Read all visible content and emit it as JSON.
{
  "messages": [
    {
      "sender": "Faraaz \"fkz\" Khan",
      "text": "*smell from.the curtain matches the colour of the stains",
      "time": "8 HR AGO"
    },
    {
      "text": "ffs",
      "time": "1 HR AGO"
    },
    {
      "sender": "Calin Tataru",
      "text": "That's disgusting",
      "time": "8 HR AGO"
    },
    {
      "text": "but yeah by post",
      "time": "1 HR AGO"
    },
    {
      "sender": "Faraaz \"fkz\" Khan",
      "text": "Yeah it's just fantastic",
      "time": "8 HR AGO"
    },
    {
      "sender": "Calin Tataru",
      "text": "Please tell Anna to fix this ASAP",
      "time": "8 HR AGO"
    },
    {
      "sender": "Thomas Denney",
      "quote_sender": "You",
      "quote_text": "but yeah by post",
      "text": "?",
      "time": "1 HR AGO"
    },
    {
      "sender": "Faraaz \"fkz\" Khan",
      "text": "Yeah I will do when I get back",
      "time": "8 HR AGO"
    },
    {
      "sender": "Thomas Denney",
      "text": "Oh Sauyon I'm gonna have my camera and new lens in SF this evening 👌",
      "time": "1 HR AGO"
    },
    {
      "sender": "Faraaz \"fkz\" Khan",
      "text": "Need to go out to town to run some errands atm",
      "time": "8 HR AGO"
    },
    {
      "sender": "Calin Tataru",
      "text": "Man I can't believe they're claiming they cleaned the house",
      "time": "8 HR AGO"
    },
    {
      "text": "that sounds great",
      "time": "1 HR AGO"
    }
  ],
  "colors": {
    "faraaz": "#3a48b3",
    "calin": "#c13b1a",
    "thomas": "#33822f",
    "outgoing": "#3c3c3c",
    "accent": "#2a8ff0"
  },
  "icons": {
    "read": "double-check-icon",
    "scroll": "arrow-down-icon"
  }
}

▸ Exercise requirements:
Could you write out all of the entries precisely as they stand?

▸ Result for this exercise:
Read all visible content and emit it as JSON.
{
  "messages": [
    {
      "sender": "Faraaz \"fkz\" Khan",
      "text": "*smell from.the curtain matches the colour of the stains",
      "time": "8 HR AGO"
    },
    {
      "text": "ffs",
      "time": "1 HR AGO"
    },
    {
      "sender": "Calin Tataru",
      "text": "That's disgusting",
      "time": "8 HR AGO"
    },
    {
      "text": "but yeah by post",
      "time": "1 HR AGO"
    },
    {
      "sender": "Faraaz \"fkz\" Khan",
      "text": "Yeah it's just fantastic",
      "time": "8 HR AGO"
    },
    {
      "sender": "Calin Tataru",
      "text": "Please tell Anna to fix this ASAP",
      "time": "8 HR AGO"
    },
    {
      "sender": "Thomas Denney",
      "quote_sender": "You",
      "quote_text": "but yeah by post",
      "text": "?",
      "time": "1 HR AGO"
    },
    {
      "sender": "Faraaz \"fkz\" Khan",
      "text": "Yeah I will do when I get back",
      "time": "8 HR AGO"
    },
    {
      "sender": "Thomas Denney",
      "text": "Oh Sauyon I'm gonna have my camera and new lens in SF this evening 👌",
      "time": "1 HR AGO"
    },
    {
      "sender": "Faraaz \"fkz\" Khan",
      "text": "Need to go out to town to run some errands atm",
      "time": "8 HR AGO"
    },
    {
      "sender": "Calin Tataru",
      "text": "Man I can't believe they're claiming they cleaned the house",
      "time": "8 HR AGO"
    },
    {
      "text": "that sounds great",
      "time": "1 HR AGO"
    }
  ],
  "colors": {
    "faraaz": "#3a48b3",
    "calin": "#c13b1a",
    "thomas": "#33822f",
    "outgoing": "#3c3c3c",
    "accent": "#2a8ff0"
  },
  "icons": {
    "read": "double-check-icon",
    "scroll": "arrow-down-icon"
  }
}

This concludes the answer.